■ What you have to do
No images, please. Copy each entry below exactly as it reads.

*** Dataset excerpts

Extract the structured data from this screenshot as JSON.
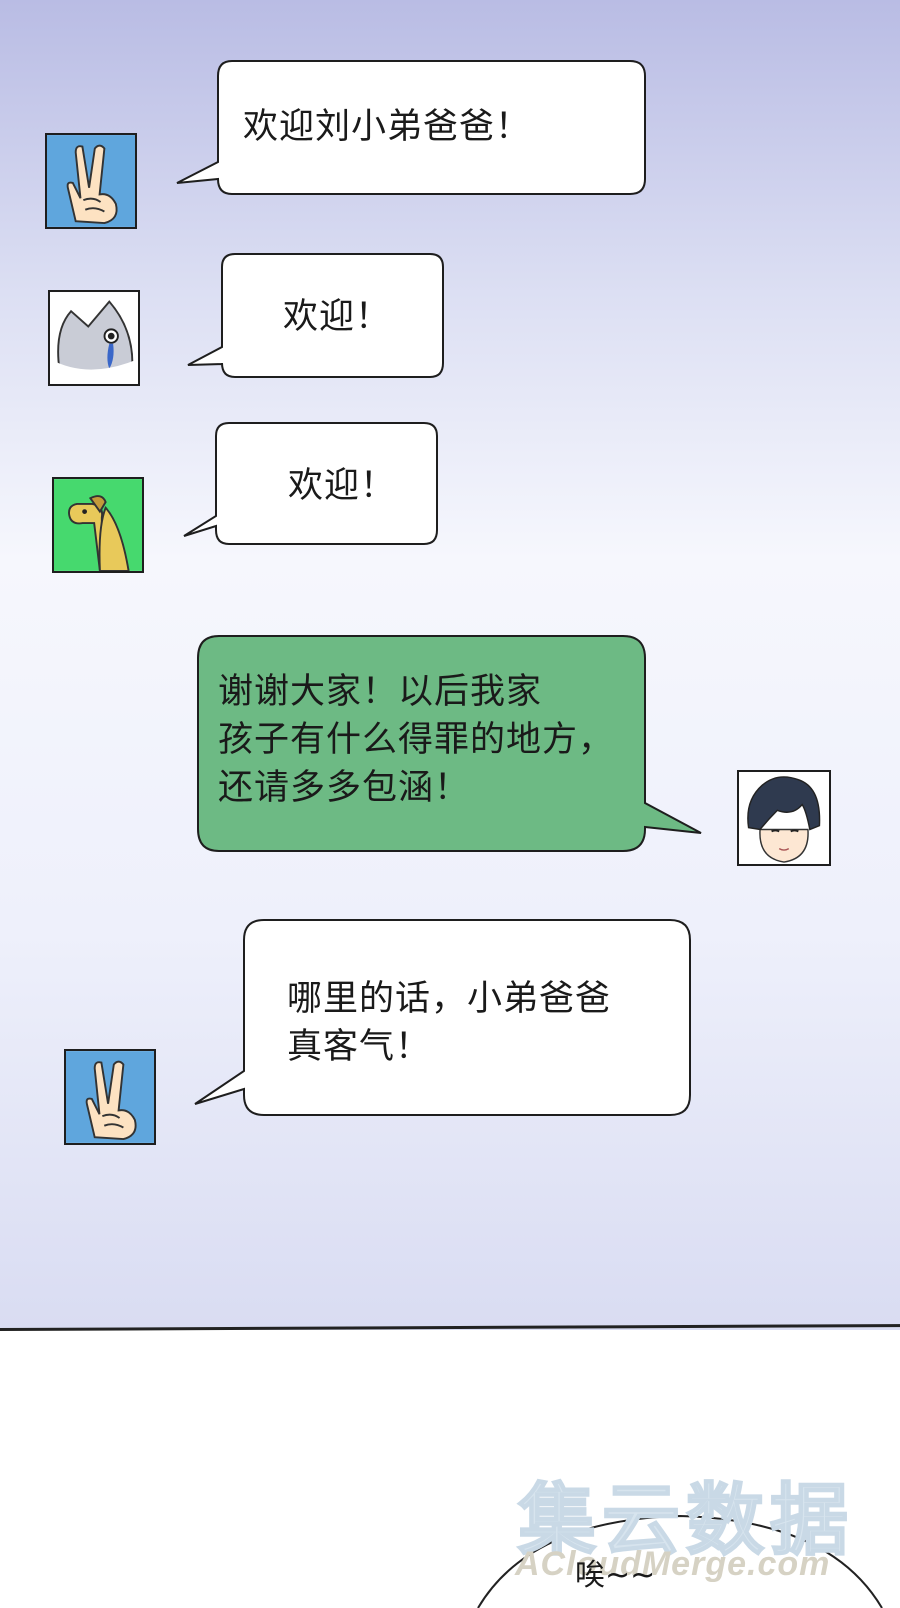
{
  "messages": [
    {
      "text": "欢迎刘小弟爸爸！",
      "avatar": "peace-hand-icon"
    },
    {
      "text": "欢迎！",
      "avatar": "crying-cat-icon"
    },
    {
      "text": "欢迎！",
      "avatar": "yellow-dino-icon"
    },
    {
      "text": "谢谢大家！以后我家\n孩子有什么得罪的地方，\n还请多多包涵！",
      "avatar": "dark-haired-man-avatar"
    },
    {
      "text": "哪里的话，小弟爸爸\n真客气！",
      "avatar": "peace-hand-icon"
    }
  ],
  "bottom_text": "唉~~",
  "watermark": {
    "cn": "集云数据",
    "en": "ACloudMerge.com"
  },
  "colors": {
    "bubble_fill": "#ffffff",
    "own_bubble_fill": "#6dba84",
    "outline": "#1e1e1e",
    "peace_bg": "#5fa6dd",
    "dino_bg": "#46d96e"
  }
}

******

■ Response area
Extract the structured data from this screenshot as JSON.
{
  "messages": [
    {
      "text": "欢迎刘小弟爸爸！",
      "avatar": "peace-hand-icon"
    },
    {
      "text": "欢迎！",
      "avatar": "crying-cat-icon"
    },
    {
      "text": "欢迎！",
      "avatar": "yellow-dino-icon"
    },
    {
      "text": "谢谢大家！以后我家\n孩子有什么得罪的地方，\n还请多多包涵！",
      "avatar": "dark-haired-man-avatar"
    },
    {
      "text": "哪里的话，小弟爸爸\n真客气！",
      "avatar": "peace-hand-icon"
    }
  ],
  "bottom_text": "唉~~",
  "watermark": {
    "cn": "集云数据",
    "en": "ACloudMerge.com"
  },
  "colors": {
    "bubble_fill": "#ffffff",
    "own_bubble_fill": "#6dba84",
    "outline": "#1e1e1e",
    "peace_bg": "#5fa6dd",
    "dino_bg": "#46d96e"
  }
}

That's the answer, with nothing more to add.